Great examples of such problems are published at the end of each year by a Web site called Regret the Error, which is a great read anytime of the year.
Here is 2008’s “correction of the year” and some contender for the title.
Humor columnist Dave Barry chose to correct a misspelling he made in a column published by the Miami Herald this way:
“In yesterday’s column about badminton, I misspelled the name of Guatemalan player Kevin Cordon. I apologize. In my defense, I want to note that in the same column I correctly spelled Prapawadee Jaroenrattanatarak, Poompat Sapkulchananart and Porntip Buranapraseatsuk. So by the time I got to Kevin Cordon, my fingers were exhausted.”

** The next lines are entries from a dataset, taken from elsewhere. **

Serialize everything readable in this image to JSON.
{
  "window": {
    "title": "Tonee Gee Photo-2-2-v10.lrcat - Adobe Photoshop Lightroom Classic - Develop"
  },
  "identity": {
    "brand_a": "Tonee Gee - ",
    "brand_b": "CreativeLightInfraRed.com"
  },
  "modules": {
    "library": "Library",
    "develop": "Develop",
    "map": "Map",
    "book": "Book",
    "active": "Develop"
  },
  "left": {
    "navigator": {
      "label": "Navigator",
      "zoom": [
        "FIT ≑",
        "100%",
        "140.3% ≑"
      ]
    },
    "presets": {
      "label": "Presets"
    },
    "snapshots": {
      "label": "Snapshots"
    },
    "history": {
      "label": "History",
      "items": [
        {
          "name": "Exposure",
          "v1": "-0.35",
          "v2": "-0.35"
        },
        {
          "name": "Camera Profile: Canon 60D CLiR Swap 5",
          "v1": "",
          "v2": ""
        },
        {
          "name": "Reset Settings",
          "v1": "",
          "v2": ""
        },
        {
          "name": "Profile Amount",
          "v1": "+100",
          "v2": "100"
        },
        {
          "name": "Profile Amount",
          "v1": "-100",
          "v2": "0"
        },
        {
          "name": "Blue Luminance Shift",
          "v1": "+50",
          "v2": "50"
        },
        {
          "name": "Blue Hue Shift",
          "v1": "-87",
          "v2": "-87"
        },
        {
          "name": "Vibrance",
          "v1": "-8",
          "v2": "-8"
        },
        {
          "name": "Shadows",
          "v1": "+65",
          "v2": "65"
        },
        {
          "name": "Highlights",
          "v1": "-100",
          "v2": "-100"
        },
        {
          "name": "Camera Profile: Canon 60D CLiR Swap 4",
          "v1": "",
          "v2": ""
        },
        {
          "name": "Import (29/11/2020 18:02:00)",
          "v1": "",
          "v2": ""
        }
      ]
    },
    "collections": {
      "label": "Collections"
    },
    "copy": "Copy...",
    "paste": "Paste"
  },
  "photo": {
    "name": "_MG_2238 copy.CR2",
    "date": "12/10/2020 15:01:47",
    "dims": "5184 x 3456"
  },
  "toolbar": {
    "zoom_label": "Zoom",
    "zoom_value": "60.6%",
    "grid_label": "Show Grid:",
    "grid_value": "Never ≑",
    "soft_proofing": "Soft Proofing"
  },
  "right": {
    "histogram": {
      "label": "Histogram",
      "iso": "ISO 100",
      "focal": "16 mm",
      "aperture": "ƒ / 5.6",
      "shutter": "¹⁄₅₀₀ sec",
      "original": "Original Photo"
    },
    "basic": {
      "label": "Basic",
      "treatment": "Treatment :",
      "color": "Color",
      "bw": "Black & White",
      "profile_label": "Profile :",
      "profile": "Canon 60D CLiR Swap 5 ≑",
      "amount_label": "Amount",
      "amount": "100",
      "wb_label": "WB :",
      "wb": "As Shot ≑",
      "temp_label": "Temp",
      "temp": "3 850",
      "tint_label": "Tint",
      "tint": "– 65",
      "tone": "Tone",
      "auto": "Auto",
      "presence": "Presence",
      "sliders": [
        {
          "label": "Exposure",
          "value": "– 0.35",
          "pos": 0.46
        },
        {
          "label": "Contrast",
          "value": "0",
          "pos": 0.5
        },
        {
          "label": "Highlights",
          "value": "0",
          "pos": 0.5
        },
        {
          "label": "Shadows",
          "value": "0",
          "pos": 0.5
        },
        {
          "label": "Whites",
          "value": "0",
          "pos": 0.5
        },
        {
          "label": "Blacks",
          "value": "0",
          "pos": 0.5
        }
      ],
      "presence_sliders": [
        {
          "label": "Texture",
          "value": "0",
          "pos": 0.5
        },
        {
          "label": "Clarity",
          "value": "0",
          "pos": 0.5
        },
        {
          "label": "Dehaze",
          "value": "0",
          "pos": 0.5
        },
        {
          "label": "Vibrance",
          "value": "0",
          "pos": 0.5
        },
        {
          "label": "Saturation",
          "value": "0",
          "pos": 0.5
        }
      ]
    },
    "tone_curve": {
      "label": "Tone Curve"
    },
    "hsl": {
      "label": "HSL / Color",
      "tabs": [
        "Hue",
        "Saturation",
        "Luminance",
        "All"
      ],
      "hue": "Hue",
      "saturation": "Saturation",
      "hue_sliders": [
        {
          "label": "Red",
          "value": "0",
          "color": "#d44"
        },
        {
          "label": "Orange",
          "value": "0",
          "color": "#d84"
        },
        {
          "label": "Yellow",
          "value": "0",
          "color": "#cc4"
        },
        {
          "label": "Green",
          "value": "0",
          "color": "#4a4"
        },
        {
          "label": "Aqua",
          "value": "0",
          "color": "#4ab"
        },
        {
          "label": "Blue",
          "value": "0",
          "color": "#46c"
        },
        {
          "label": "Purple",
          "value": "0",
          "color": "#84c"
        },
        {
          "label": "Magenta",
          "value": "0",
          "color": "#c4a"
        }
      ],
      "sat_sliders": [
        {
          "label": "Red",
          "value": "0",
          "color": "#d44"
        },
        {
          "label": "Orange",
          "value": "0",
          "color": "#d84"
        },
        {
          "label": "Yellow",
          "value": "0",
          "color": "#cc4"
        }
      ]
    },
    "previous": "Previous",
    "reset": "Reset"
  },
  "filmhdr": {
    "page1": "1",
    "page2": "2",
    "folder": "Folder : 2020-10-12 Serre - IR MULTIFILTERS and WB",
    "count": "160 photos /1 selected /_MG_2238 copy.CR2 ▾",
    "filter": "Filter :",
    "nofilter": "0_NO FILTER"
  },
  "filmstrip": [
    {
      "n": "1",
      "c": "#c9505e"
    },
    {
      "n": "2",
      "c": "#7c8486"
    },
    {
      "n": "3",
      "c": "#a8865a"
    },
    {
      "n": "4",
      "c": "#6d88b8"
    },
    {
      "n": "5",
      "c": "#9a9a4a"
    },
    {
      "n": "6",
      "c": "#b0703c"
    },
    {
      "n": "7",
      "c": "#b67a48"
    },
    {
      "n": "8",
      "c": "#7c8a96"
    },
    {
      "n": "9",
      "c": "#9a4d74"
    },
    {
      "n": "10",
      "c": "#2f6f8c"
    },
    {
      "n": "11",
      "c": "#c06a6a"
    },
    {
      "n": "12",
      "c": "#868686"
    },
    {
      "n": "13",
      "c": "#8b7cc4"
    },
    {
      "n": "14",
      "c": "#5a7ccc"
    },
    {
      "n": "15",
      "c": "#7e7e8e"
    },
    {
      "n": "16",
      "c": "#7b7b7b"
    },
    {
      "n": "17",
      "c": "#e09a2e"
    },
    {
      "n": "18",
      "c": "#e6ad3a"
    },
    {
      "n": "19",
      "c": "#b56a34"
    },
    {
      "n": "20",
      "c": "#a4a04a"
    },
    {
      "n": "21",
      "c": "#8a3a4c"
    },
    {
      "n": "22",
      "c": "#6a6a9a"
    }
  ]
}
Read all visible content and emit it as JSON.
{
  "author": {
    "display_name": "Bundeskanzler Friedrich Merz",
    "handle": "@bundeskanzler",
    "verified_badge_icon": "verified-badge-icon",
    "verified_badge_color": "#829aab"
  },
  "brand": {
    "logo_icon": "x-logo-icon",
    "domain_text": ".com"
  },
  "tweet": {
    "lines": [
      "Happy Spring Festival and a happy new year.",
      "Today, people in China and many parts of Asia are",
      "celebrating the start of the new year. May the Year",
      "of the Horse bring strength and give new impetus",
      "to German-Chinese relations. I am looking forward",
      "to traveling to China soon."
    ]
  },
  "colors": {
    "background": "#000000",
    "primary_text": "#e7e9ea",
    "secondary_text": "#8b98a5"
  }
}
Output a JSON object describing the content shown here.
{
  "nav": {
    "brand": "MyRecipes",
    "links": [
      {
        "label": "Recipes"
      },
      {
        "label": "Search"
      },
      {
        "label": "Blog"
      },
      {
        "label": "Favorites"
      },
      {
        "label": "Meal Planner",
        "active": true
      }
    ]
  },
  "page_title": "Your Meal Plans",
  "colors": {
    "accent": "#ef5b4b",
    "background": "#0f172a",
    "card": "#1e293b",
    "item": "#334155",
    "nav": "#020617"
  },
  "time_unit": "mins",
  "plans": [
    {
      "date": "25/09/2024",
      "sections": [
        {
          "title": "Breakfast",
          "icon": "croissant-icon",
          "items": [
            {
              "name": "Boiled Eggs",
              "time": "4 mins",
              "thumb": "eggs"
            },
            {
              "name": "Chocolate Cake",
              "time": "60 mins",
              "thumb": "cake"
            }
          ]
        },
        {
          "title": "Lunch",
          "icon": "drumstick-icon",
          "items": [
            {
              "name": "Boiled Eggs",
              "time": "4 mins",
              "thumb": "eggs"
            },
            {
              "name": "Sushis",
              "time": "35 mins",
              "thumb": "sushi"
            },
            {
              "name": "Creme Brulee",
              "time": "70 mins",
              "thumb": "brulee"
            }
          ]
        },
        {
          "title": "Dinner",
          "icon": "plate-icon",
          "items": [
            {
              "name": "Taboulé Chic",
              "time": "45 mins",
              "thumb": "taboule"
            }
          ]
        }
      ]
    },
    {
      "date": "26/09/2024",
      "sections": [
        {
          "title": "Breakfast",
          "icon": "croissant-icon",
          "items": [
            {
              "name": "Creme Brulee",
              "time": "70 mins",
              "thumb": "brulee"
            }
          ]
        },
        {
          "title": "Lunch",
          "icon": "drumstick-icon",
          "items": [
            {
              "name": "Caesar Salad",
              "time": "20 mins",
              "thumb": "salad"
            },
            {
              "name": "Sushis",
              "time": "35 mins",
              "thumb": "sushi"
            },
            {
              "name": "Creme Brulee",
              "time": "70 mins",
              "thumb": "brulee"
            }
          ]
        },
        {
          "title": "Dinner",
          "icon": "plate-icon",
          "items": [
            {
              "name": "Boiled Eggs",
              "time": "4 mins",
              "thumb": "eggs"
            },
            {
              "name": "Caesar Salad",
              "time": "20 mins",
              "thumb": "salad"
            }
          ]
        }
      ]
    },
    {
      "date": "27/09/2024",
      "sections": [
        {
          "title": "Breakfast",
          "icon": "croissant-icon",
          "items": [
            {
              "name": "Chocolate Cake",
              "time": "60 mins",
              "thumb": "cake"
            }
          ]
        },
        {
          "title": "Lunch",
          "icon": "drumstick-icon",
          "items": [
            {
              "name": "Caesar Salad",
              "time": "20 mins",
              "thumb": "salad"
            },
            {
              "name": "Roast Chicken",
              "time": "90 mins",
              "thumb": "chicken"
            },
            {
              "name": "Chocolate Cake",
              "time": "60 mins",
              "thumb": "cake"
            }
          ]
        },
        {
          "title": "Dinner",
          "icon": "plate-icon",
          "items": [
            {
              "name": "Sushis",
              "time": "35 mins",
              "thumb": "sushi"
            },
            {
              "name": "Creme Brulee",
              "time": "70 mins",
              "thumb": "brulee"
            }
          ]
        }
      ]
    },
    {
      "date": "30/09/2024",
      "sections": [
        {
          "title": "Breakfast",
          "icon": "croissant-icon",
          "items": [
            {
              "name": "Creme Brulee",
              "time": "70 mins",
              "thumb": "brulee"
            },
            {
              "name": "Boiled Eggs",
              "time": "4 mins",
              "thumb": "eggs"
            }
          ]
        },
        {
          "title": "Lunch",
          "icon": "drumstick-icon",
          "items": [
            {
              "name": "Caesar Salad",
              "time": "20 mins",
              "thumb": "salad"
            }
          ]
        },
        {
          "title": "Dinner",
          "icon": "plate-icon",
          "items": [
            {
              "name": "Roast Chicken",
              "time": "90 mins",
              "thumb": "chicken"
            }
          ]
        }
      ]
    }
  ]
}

• From The Age in Melbourne, Australia:
“An article in last week’s Sunday Age, ‘Born to be, um, mild — and possibly damp,’ contained views about biker groups that were inserted in the editing process. As well, the survey of motorcyclists who rode for about three hours every weekend found that many had problems emptying their bladders. The story stated that bike riders could be ‘bedwetters.’ The error was made during editing.
• From the Washington Times:
“Friday’s ‘Pruden on Politics’ column quoted a spokesman for the Israeli newspaper Ma’ariv saying the newspaper had been encouraged by the Barack Obama campaign to publish a written prayer left by Mr. Obama in Jerusalem’s Wailing Wall and retrieved by an onlooker. A second Ma’ariv spokesman and the Obama campaign dispute the first Ma’ariv spokesman’s account, and the newspaper refuses to comment further. The column also said the Obama campaign posted a video about the candidate’s visit to Jerusalem on the Internet site YouTube. The video appears to have been posted by an independent blogger who inserted a counterfeit ‘Paid for by Obama for America’ sign-off.”
• From The New York Times:
“A film review on Sept. 5 about ‘Save Me’ confused some characters and actors. It is Mark, not Chad, who is sent to the Genesis House retreat for converting gay men to heterosexuality. (Mark is played by Chad Allen; there is no character named Chad). The hunky fellow resident is Scott (played by Robert Gant), not Ted (Stephen Lang). And it is Mark and Scott — not ‘Chad and Ted’ — who partake of cigarettes and ‘furtive man-on-man action’.”
• From The Guardian of London:
“We said that, in the American TV drama ’24,’ Jack Bauer, the counter-terrorism agent, resorted to electrocution to extract information. You cannot extract information from someone who has been electrocuted because they are dead.”
• From the Press and Journal (UK):
We have been asked to point out that Stuart Kennedy, of Flat E, 38 Don Street, Aberdeen, who appeared at Peterhead Sheriff Court on Monday, had 316 pink, frilly garters confiscated not 316 pink, frilly knickers.
• Best Headline Error:
“The American Family Association’s ‘OneNewsNow’ site has a standard practice of using the word ‘homosexual’ instead of ‘gay.’ They even set up a filter to automatically make the change. This didn’t serve ONN well when a sprinter named Tyson Gay made news at the U.S. Olympic track and field trials. He suddenly became Tyson Homosexual when the site’s filter got a hold of an AP story.”
There are many more examples from news outlets around the globe. Just go to Regret the Error‘s site.